(Excerpted records begins)

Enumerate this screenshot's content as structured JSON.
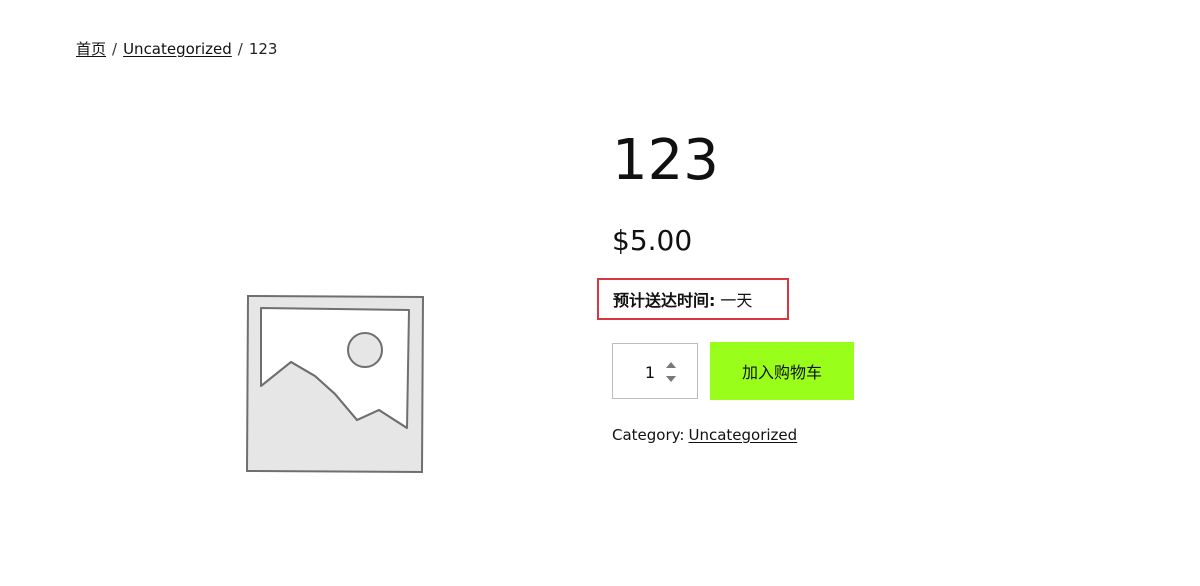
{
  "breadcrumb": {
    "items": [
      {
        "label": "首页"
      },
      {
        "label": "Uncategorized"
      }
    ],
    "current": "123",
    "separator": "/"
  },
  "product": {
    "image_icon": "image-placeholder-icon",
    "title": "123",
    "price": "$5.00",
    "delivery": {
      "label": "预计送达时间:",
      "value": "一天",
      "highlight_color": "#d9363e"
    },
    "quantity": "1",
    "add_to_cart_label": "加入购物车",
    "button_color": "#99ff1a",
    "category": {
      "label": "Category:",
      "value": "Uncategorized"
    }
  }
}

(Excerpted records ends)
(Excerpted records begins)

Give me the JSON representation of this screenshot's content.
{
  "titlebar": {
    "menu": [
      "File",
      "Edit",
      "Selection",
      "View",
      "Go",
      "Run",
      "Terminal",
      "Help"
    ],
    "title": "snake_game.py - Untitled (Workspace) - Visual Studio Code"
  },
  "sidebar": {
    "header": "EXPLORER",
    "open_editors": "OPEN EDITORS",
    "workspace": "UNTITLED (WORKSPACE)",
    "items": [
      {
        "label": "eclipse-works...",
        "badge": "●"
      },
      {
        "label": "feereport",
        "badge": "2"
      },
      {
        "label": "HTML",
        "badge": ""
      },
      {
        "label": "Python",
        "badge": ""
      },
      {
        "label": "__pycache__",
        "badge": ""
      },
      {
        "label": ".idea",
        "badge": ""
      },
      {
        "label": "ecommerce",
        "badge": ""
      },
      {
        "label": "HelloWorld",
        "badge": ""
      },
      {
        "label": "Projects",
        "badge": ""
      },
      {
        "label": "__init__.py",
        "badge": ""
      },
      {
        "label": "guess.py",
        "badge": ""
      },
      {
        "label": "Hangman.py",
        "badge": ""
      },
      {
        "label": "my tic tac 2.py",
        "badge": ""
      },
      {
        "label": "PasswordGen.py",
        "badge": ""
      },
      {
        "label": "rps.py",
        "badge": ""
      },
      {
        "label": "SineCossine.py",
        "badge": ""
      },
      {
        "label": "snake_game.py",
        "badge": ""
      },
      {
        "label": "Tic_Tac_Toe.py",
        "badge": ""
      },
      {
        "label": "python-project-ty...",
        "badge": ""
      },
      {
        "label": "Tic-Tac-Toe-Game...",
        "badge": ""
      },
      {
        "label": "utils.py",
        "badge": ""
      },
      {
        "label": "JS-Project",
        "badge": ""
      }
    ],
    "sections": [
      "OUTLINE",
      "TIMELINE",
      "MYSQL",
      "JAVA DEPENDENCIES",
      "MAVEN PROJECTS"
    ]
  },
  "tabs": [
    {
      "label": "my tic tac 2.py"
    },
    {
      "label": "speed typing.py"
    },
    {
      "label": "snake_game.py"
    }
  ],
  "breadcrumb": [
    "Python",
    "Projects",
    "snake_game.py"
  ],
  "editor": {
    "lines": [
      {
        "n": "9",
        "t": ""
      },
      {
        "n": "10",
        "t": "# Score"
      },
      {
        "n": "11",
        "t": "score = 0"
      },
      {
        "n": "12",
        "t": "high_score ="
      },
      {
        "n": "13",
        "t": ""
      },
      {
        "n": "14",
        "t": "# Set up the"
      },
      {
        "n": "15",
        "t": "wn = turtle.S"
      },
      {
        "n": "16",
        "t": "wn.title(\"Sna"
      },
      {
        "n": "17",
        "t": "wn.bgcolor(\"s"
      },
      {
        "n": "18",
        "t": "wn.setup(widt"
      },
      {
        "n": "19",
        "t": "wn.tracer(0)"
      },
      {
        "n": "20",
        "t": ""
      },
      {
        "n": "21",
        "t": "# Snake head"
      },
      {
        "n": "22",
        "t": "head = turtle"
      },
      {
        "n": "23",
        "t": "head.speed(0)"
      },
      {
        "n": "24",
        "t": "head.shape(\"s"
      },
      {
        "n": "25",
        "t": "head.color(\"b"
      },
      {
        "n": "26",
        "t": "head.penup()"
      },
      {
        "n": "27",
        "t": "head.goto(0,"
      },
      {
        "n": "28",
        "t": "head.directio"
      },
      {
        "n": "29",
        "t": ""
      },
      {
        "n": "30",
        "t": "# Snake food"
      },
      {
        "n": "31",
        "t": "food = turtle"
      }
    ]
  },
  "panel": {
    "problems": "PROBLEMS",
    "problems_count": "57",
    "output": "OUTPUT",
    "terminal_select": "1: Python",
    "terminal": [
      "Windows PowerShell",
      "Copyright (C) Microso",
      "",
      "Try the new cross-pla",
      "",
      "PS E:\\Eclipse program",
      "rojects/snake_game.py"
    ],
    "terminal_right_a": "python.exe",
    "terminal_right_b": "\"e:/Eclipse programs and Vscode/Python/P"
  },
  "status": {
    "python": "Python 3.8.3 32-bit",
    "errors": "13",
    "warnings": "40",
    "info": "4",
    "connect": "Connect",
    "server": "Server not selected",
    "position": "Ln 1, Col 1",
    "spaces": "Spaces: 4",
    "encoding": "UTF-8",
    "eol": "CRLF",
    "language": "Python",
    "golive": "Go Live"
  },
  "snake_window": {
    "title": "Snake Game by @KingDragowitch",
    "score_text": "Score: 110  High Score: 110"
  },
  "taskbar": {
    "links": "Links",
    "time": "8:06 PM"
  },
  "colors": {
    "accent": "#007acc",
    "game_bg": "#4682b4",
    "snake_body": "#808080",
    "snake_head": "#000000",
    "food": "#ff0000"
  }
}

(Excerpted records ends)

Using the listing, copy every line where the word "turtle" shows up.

*Response area:*
        "t": "wn = turtle.S"
        "t": "head = turtle"
        "t": "food = turtle"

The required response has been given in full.